You have two offices in Dublin and San Francisco. Dublin is where your product development happens, so what’s the role of the San Francisco location for Intercom?

The product is entirely built in Dublin and as a result if you move around the Dublin office what you’ll see is designers, engineers, product managers, product researchers. That’s solely what we do in Dublin. Every other function is in our headquarters in San Francisco.

That’s sales, marketing, finance, analytics, growth, obviously administration and high level leadership. Our CEO is there. We have a product office and we have a go-to-market office. That’s what the divide is.

How has Dublin been for building a product?

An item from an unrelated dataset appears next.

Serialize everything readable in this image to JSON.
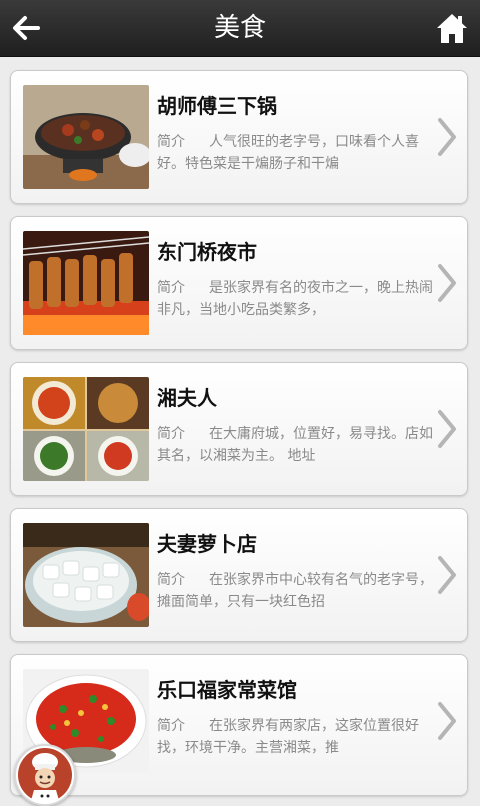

Absolutely, Dublin is a fantastic city to do a product-first startup out of. That means that if you need to hire engineers, there are a lot of them there. Designers or product managers, there’s maybe less there but we’re still doing quite well at it.

Our anticipation is that we’ll continue to grow and expand in Dublin. I’m not sure what our latest projections are but conservatively, we’ll maybe double the size of that team in the next year and a half or so. It’s definitely something that we benefit a lot from because a lot of our peer startups, who are based in SF or anywhere else, they’ll struggle in a way that we don’t struggle in Dublin. We really believe that if you want to work on a product in Ireland, the absolute best place to do it is at Intercom. That’s actually true across mainland Europe.

If you want to work for a Silicon Valley startup and you don’t want to move to the Bay Area specifically, Intercom is really a strong bet. We’re doing incredibly well. We are set up like a Silicon Valley company in every other sense. We have a very compelling offer as an employer and we also have a strong employer brand there as well so.


With plans to double your staff numbers in Dublin (currently around 130 people), would you ever feel the need to move to a new location to accommodate that growth?

We’ve gone on record a number of times saying we’re in Dublin to stay, we’re not going to jump ship any time, and it’s definitely where I see the future of the R&D or the product development team being.

A particular challenge in Dublin for startups has been office space, both in availability and terms. If you continue to grow as much as you hope, will moving to a new spot in the city be on the cards?

The challenge with office space for me… of all the things to have to worry about in building a company, I just didn’t expect that this would be one of them. The nature of trying to find a compatible building that is suitably modern and best in class combined with favourable terms and I don’t mean in terms of money.

A lot of Irish landlords, and I don’t know how common this is across Europe, they want to see for example five years of accounts but the company is not yet five years old. They would like us to sign a ten year lease and the problem with us signing a ten year lease is that we will be significantly bigger in ten years’ time so that any lease we sign we would end up wanting to rip up. Lastly there is a bit of a lack of inventory on the market in terms of modern high spec buildings that are above 50,000 square feet or whatever.

It’s an unfortunate problem but I’m optimistic that it will get resolved over time, even what we’re seeing now where our office is in Dublin is a lot of buildings are getting renovated and moving to a higher spec. It’s not so many pokey small rooms with tiny windows and they’re actually starting to turn out a little bit better. The office space problem has been a rare one and hopefully it will go away soon but we’ll see.